Mumbai, aka Bombay
Mumbai is my favorite. It’s this nifty mix of traditional India, Britain colonialism and a cosmopolitan big city. It’s a pain in the ass to navigate because of crippling traffic that is unlike any other traffic in the country. It has beaches and a tropical disposition. We spent much of our time participating in the three days of wedding festivities and recovering from the wedding festivities, but we managed to squeeze in a day tour of the city and a day trip away from the city.
- Churchgate Terminus or Victoria Terminus. You’ve probably heard about how crazy the Indian train systems are, but you really have to ride or at least see it to understand. Enter the Churchgate and Victoria stations for free and just watch a train arrival. Indian math = there’s always room for one more. Victoria Terminus is the more beautiful one, Churchgate is probably the more accessible one. And if you’ve seen Slumdog Millionaire, you might already be familiar with Churchgate.
- Gateway of India/Taj Mahal Palace Hotel is probably the most touristy spot in Mumbai. The Gateway of India is a monument built by the British, for the British, but it’s still a popular spot for Indians to visit — Indians love to take photos with Westerners, and we had our pictures made at least a dozen times here. The Taj is a beautiful, British colonial-style building and the chic place to stay in Mumbai. It was one of the sites of the 2008 terrorist attacks, and there is a heavy security presence around it. It houses the lone Starbucks we saw during our trip.

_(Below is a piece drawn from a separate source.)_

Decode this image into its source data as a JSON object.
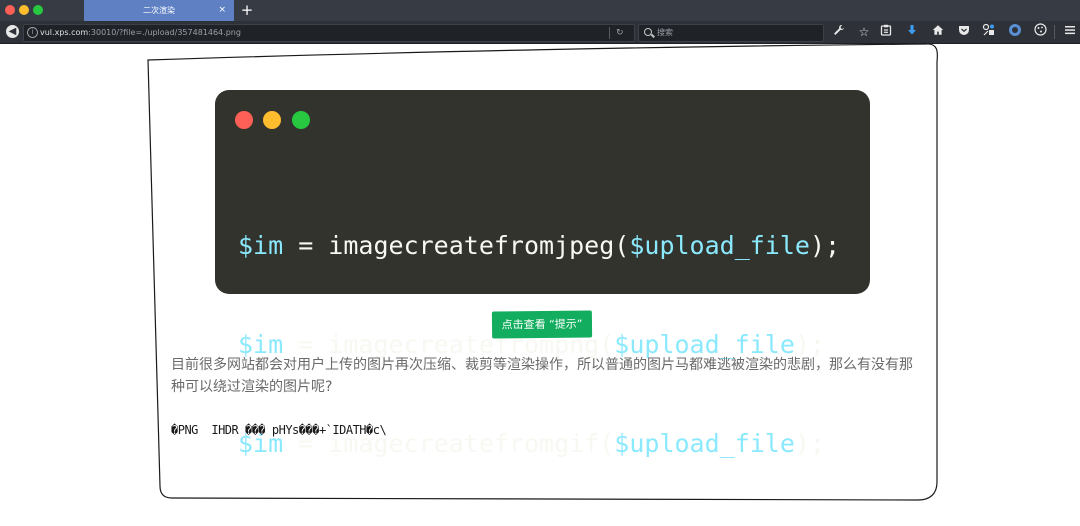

- Marine Drive is where you can really appreciate the coastal ambiance of Mumbai. It’s known as the Queen’s Necklace because of how the streetlights along the road appear as a strand of pearls when lit. There is some expensive real estate along this drive.

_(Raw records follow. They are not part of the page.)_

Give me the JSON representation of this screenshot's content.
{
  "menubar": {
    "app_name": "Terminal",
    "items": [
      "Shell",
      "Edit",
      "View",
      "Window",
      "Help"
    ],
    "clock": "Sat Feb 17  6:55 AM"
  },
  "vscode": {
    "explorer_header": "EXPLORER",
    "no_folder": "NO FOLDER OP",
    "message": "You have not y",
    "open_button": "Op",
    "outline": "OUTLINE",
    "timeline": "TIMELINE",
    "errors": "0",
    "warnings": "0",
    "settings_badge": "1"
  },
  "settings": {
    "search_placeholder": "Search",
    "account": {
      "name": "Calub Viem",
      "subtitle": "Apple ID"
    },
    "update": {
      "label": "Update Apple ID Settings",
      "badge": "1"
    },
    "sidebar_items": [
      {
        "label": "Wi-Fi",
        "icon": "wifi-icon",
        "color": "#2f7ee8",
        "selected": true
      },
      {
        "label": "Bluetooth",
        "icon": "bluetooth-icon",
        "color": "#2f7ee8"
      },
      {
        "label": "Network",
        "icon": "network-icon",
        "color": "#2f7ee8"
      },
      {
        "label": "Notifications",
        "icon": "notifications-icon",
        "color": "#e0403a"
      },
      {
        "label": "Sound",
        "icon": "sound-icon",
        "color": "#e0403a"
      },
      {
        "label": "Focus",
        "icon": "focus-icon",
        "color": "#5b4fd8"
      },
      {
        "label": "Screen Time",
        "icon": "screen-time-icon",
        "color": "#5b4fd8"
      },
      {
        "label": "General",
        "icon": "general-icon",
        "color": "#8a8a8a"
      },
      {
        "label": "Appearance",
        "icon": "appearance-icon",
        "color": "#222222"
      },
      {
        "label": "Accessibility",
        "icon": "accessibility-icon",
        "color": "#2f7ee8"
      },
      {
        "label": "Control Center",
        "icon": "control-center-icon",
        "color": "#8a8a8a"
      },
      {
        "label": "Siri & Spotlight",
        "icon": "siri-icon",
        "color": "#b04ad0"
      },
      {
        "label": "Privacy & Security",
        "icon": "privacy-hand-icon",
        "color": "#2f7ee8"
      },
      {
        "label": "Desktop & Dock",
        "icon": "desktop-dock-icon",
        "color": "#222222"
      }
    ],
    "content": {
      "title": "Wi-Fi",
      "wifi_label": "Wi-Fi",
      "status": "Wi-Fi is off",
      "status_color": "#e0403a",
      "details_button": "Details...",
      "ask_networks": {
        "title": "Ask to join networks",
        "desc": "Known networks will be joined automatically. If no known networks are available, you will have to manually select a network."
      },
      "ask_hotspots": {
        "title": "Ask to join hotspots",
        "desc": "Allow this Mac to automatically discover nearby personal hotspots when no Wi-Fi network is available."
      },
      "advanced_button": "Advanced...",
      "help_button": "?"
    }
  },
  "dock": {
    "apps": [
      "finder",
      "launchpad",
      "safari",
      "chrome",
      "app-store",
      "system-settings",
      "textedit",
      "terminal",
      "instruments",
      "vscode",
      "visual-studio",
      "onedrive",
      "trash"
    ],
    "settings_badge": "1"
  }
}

- Mumbai rush hour — this is kind of unfair because you’re going to be forced to live it if you visit Mumbai. It’s fascinating to witness in that it will change your perspective of bad traffic, no matter where you live; just make sure someone else is driving. It took us two hours to get 12km after our day tour. Yes, you can walk faster than that, but you probably wouldn’t choose to walk it.
- Elephanta Island and Caves require a ferry trip, which is an experience in and of itself (especially getting on and off the boat). The caves are a World Heritage site which feature elaborate carvings of structures and images of Hindu gods. They’re perched high upon some hills and provide a great view of the entire island and the waters and lands nearby. The half-day trip is a nice getaway from the city, though just as crazy as any experience in India. And the monkeys, oh lord, the monkeys.
Click photos to embiggen and see captions
There are so many more places we didn’t get a chance to fully explore or visit that are worth seeing. One of the unfortunate things about visiting India is that you have to pick and choose — there is no way to do and see it all unless you choose to make a long-term visit.
*While in India, you get used to a lower threshold of cleanliness. You get used to taking off your shoes, eating off dirty dishes, etc. It’s not an option, you just get used to it.
**The notion that India is extremely hot all of the time is a false one. It is extremely hot all of the time during the summer. In the winter, its prevailing characteristic is fog, and that fog is omnipresent — the fog and the pollution are the reason for the haziness in most of my photos. While we were in the north, I needed at least a light cardigan every day and several mornings required my fleece jacket. The fog burned off and the temperatures warmed up a bit in Mumbai, though it was never hotter than an early summer day in the South.